# [Exercise aim]
Nothing more is wanted than an exact repeat of the data below.

────

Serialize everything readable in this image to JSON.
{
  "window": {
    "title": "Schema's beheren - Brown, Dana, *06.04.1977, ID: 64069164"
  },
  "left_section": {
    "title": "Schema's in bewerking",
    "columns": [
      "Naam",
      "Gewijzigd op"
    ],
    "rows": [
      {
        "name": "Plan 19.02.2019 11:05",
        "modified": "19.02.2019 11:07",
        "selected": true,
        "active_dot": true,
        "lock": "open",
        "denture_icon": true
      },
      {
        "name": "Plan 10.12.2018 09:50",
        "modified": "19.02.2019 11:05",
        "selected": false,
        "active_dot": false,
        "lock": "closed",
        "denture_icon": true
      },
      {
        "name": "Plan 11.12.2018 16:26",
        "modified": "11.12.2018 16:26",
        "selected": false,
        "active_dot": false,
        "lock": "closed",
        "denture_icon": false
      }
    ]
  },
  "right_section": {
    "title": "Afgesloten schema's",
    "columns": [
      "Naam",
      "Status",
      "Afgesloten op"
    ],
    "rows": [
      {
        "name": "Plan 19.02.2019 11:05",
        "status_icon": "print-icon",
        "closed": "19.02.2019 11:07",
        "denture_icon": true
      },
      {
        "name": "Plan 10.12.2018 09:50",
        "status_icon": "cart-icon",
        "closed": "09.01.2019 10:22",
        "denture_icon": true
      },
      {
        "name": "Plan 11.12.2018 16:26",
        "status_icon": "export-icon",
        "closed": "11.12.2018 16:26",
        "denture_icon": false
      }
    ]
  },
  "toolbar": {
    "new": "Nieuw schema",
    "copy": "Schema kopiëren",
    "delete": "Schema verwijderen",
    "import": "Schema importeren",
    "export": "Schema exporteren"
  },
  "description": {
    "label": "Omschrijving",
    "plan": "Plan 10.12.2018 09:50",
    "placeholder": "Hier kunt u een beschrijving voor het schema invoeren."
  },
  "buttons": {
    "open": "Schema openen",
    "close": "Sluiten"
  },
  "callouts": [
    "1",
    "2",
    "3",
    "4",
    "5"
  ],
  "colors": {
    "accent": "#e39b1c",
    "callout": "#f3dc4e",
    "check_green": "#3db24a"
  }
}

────

# [Exercise answer]
Serialize everything readable in this image to JSON.
{
  "window": {
    "title": "Schema's beheren - Brown, Dana, *06.04.1977, ID: 64069164"
  },
  "left_section": {
    "title": "Schema's in bewerking",
    "columns": [
      "Naam",
      "Gewijzigd op"
    ],
    "rows": [
      {
        "name": "Plan 19.02.2019 11:05",
        "modified": "19.02.2019 11:07",
        "selected": true,
        "active_dot": true,
        "lock": "open",
        "denture_icon": true
      },
      {
        "name": "Plan 10.12.2018 09:50",
        "modified": "19.02.2019 11:05",
        "selected": false,
        "active_dot": false,
        "lock": "closed",
        "denture_icon": true
      },
      {
        "name": "Plan 11.12.2018 16:26",
        "modified": "11.12.2018 16:26",
        "selected": false,
        "active_dot": false,
        "lock": "closed",
        "denture_icon": false
      }
    ]
  },
  "right_section": {
    "title": "Afgesloten schema's",
    "columns": [
      "Naam",
      "Status",
      "Afgesloten op"
    ],
    "rows": [
      {
        "name": "Plan 19.02.2019 11:05",
        "status_icon": "print-icon",
        "closed": "19.02.2019 11:07",
        "denture_icon": true
      },
      {
        "name": "Plan 10.12.2018 09:50",
        "status_icon": "cart-icon",
        "closed": "09.01.2019 10:22",
        "denture_icon": true
      },
      {
        "name": "Plan 11.12.2018 16:26",
        "status_icon": "export-icon",
        "closed": "11.12.2018 16:26",
        "denture_icon": false
      }
    ]
  },
  "toolbar": {
    "new": "Nieuw schema",
    "copy": "Schema kopiëren",
    "delete": "Schema verwijderen",
    "import": "Schema importeren",
    "export": "Schema exporteren"
  },
  "description": {
    "label": "Omschrijving",
    "plan": "Plan 10.12.2018 09:50",
    "placeholder": "Hier kunt u een beschrijving voor het schema invoeren."
  },
  "buttons": {
    "open": "Schema openen",
    "close": "Sluiten"
  },
  "callouts": [
    "1",
    "2",
    "3",
    "4",
    "5"
  ],
  "colors": {
    "accent": "#e39b1c",
    "callout": "#f3dc4e",
    "check_green": "#3db24a"
  }
}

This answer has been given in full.